* **What is required**
Set the records down again, exactly, without their images.

Data for this task below:

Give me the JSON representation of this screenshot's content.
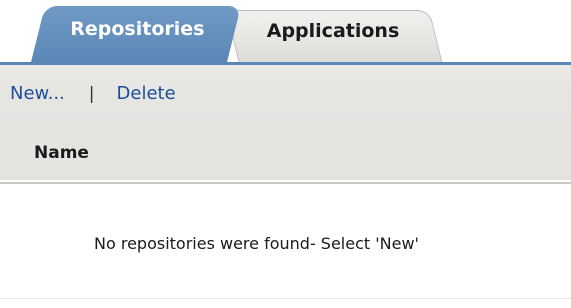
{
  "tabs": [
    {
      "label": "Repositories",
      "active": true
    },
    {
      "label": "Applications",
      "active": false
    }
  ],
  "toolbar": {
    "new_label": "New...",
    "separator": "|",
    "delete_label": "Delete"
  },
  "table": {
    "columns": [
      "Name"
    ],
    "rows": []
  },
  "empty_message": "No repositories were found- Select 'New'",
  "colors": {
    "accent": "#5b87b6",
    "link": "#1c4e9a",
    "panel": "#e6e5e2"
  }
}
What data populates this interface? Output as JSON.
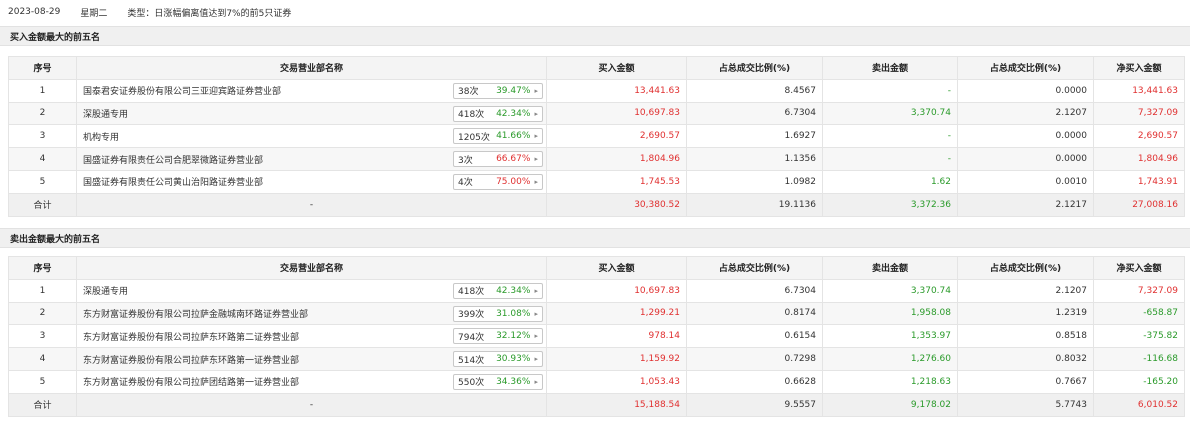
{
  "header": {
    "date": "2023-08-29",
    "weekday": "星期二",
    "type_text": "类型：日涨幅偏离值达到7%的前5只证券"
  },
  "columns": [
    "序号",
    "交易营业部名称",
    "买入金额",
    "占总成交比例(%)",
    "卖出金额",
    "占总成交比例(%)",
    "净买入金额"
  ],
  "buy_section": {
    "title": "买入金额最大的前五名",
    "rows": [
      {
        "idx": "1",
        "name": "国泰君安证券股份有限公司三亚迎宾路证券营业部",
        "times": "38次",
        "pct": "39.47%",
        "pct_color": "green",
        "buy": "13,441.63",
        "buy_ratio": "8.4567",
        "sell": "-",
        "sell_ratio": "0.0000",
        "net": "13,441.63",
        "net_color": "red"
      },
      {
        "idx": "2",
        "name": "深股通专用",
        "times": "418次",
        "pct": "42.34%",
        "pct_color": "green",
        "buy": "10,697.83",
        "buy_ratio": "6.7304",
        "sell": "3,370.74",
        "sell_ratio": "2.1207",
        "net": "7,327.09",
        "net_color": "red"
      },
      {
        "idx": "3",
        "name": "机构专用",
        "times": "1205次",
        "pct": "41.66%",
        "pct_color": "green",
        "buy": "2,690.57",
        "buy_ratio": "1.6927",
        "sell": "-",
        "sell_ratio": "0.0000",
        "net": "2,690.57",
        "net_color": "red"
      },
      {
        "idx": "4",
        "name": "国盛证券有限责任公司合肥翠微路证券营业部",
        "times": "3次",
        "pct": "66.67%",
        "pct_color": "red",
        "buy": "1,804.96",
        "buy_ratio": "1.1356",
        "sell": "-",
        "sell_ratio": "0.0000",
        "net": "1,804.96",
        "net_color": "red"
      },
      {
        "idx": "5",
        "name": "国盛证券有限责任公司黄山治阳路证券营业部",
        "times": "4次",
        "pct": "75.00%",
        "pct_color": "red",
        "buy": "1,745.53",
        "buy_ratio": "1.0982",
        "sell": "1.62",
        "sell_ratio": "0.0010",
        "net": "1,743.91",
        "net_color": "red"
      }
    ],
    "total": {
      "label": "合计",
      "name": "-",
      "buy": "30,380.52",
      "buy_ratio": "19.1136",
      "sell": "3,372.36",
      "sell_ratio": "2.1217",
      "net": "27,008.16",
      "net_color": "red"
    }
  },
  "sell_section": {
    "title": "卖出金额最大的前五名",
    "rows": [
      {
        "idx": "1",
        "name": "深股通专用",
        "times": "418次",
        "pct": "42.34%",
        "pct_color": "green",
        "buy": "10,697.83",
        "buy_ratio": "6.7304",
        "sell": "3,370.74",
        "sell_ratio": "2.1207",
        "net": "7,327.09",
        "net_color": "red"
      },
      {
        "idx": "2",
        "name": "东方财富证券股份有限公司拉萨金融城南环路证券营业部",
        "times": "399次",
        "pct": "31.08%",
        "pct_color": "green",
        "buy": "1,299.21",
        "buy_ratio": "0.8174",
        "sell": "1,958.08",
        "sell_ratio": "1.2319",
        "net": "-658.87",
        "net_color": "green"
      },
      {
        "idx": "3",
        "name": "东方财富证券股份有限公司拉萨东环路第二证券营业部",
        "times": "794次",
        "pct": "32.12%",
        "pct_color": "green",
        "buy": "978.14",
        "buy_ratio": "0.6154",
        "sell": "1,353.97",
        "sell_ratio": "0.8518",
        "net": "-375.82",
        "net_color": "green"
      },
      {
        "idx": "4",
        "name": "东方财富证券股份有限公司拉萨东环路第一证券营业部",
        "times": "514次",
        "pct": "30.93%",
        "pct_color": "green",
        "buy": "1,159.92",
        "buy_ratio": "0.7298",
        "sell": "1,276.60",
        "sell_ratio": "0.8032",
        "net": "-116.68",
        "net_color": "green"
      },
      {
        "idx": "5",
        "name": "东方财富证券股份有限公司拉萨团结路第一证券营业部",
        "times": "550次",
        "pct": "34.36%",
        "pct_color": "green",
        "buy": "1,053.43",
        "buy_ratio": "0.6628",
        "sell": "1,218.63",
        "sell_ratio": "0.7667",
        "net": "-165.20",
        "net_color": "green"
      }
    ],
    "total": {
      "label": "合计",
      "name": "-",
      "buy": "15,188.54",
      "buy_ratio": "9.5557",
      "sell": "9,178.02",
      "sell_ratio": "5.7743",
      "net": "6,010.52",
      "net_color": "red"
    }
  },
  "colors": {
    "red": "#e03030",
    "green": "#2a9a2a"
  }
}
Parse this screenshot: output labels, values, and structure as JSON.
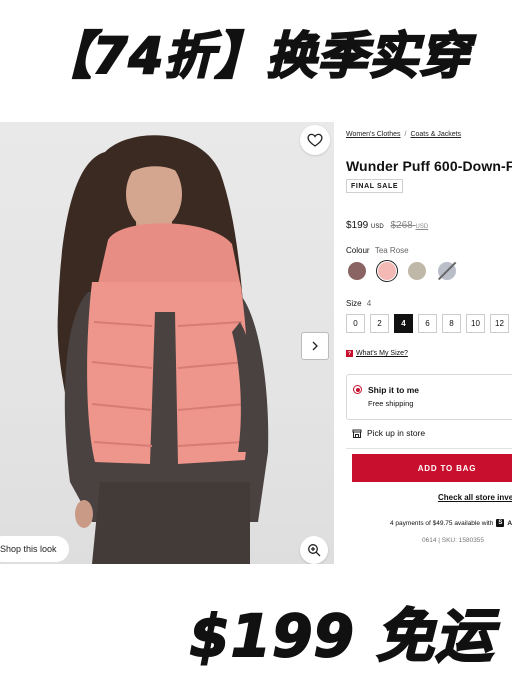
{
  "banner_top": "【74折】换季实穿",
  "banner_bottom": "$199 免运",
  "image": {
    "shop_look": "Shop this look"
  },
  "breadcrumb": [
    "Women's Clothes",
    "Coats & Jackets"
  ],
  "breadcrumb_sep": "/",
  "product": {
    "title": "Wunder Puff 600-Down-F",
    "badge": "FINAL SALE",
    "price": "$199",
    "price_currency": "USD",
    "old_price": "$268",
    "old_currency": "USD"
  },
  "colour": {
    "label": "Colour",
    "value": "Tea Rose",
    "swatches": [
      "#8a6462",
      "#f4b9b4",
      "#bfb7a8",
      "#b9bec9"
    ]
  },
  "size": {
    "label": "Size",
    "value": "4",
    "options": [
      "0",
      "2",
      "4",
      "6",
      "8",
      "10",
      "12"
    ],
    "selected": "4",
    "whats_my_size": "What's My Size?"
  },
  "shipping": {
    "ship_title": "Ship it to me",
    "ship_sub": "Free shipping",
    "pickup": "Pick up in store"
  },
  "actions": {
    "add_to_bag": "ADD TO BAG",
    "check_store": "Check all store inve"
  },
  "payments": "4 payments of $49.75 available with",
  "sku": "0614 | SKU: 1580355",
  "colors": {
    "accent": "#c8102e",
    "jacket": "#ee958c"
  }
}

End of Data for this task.

* **Answer box**
Give me the JSON representation of this screenshot's content.
{
  "tabs": [
    {
      "label": "Repositories",
      "active": true
    },
    {
      "label": "Applications",
      "active": false
    }
  ],
  "toolbar": {
    "new_label": "New...",
    "separator": "|",
    "delete_label": "Delete"
  },
  "table": {
    "columns": [
      "Name"
    ],
    "rows": []
  },
  "empty_message": "No repositories were found- Select 'New'",
  "colors": {
    "accent": "#5b87b6",
    "link": "#1c4e9a",
    "panel": "#e6e5e2"
  }
}
What data populates this interface? Output as JSON.
{
  "header": {
    "date": "2023-08-29",
    "weekday": "星期二",
    "type_text": "类型：日涨幅偏离值达到7%的前5只证券"
  },
  "columns": [
    "序号",
    "交易营业部名称",
    "买入金额",
    "占总成交比例(%)",
    "卖出金额",
    "占总成交比例(%)",
    "净买入金额"
  ],
  "buy_section": {
    "title": "买入金额最大的前五名",
    "rows": [
      {
        "idx": "1",
        "name": "国泰君安证券股份有限公司三亚迎宾路证券营业部",
        "times": "38次",
        "pct": "39.47%",
        "pct_color": "green",
        "buy": "13,441.63",
        "buy_ratio": "8.4567",
        "sell": "-",
        "sell_ratio": "0.0000",
        "net": "13,441.63",
        "net_color": "red"
      },
      {
        "idx": "2",
        "name": "深股通专用",
        "times": "418次",
        "pct": "42.34%",
        "pct_color": "green",
        "buy": "10,697.83",
        "buy_ratio": "6.7304",
        "sell": "3,370.74",
        "sell_ratio": "2.1207",
        "net": "7,327.09",
        "net_color": "red"
      },
      {
        "idx": "3",
        "name": "机构专用",
        "times": "1205次",
        "pct": "41.66%",
        "pct_color": "green",
        "buy": "2,690.57",
        "buy_ratio": "1.6927",
        "sell": "-",
        "sell_ratio": "0.0000",
        "net": "2,690.57",
        "net_color": "red"
      },
      {
        "idx": "4",
        "name": "国盛证券有限责任公司合肥翠微路证券营业部",
        "times": "3次",
        "pct": "66.67%",
        "pct_color": "red",
        "buy": "1,804.96",
        "buy_ratio": "1.1356",
        "sell": "-",
        "sell_ratio": "0.0000",
        "net": "1,804.96",
        "net_color": "red"
      },
      {
        "idx": "5",
        "name": "国盛证券有限责任公司黄山治阳路证券营业部",
        "times": "4次",
        "pct": "75.00%",
        "pct_color": "red",
        "buy": "1,745.53",
        "buy_ratio": "1.0982",
        "sell": "1.62",
        "sell_ratio": "0.0010",
        "net": "1,743.91",
        "net_color": "red"
      }
    ],
    "total": {
      "label": "合计",
      "name": "-",
      "buy": "30,380.52",
      "buy_ratio": "19.1136",
      "sell": "3,372.36",
      "sell_ratio": "2.1217",
      "net": "27,008.16",
      "net_color": "red"
    }
  },
  "sell_section": {
    "title": "卖出金额最大的前五名",
    "rows": [
      {
        "idx": "1",
        "name": "深股通专用",
        "times": "418次",
        "pct": "42.34%",
        "pct_color": "green",
        "buy": "10,697.83",
        "buy_ratio": "6.7304",
        "sell": "3,370.74",
        "sell_ratio": "2.1207",
        "net": "7,327.09",
        "net_color": "red"
      },
      {
        "idx": "2",
        "name": "东方财富证券股份有限公司拉萨金融城南环路证券营业部",
        "times": "399次",
        "pct": "31.08%",
        "pct_color": "green",
        "buy": "1,299.21",
        "buy_ratio": "0.8174",
        "sell": "1,958.08",
        "sell_ratio": "1.2319",
        "net": "-658.87",
        "net_color": "green"
      },
      {
        "idx": "3",
        "name": "东方财富证券股份有限公司拉萨东环路第二证券营业部",
        "times": "794次",
        "pct": "32.12%",
        "pct_color": "green",
        "buy": "978.14",
        "buy_ratio": "0.6154",
        "sell": "1,353.97",
        "sell_ratio": "0.8518",
        "net": "-375.82",
        "net_color": "green"
      },
      {
        "idx": "4",
        "name": "东方财富证券股份有限公司拉萨东环路第一证券营业部",
        "times": "514次",
        "pct": "30.93%",
        "pct_color": "green",
        "buy": "1,159.92",
        "buy_ratio": "0.7298",
        "sell": "1,276.60",
        "sell_ratio": "0.8032",
        "net": "-116.68",
        "net_color": "green"
      },
      {
        "idx": "5",
        "name": "东方财富证券股份有限公司拉萨团结路第一证券营业部",
        "times": "550次",
        "pct": "34.36%",
        "pct_color": "green",
        "buy": "1,053.43",
        "buy_ratio": "0.6628",
        "sell": "1,218.63",
        "sell_ratio": "0.7667",
        "net": "-165.20",
        "net_color": "green"
      }
    ],
    "total": {
      "label": "合计",
      "name": "-",
      "buy": "15,188.54",
      "buy_ratio": "9.5557",
      "sell": "9,178.02",
      "sell_ratio": "5.7743",
      "net": "6,010.52",
      "net_color": "red"
    }
  },
  "colors": {
    "red": "#e03030",
    "green": "#2a9a2a"
  }
}
Parse this screenshot: output labels, values, and structure as JSON.
{
  "banner_top": "【74折】换季实穿",
  "banner_bottom": "$199 免运",
  "image": {
    "shop_look": "Shop this look"
  },
  "breadcrumb": [
    "Women's Clothes",
    "Coats & Jackets"
  ],
  "breadcrumb_sep": "/",
  "product": {
    "title": "Wunder Puff 600-Down-F",
    "badge": "FINAL SALE",
    "price": "$199",
    "price_currency": "USD",
    "old_price": "$268",
    "old_currency": "USD"
  },
  "colour": {
    "label": "Colour",
    "value": "Tea Rose",
    "swatches": [
      "#8a6462",
      "#f4b9b4",
      "#bfb7a8",
      "#b9bec9"
    ]
  },
  "size": {
    "label": "Size",
    "value": "4",
    "options": [
      "0",
      "2",
      "4",
      "6",
      "8",
      "10",
      "12"
    ],
    "selected": "4",
    "whats_my_size": "What's My Size?"
  },
  "shipping": {
    "ship_title": "Ship it to me",
    "ship_sub": "Free shipping",
    "pickup": "Pick up in store"
  },
  "actions": {
    "add_to_bag": "ADD TO BAG",
    "check_store": "Check all store inve"
  },
  "payments": "4 payments of $49.75 available with",
  "sku": "0614 | SKU: 1580355",
  "colors": {
    "accent": "#c8102e",
    "jacket": "#ee958c"
  }
}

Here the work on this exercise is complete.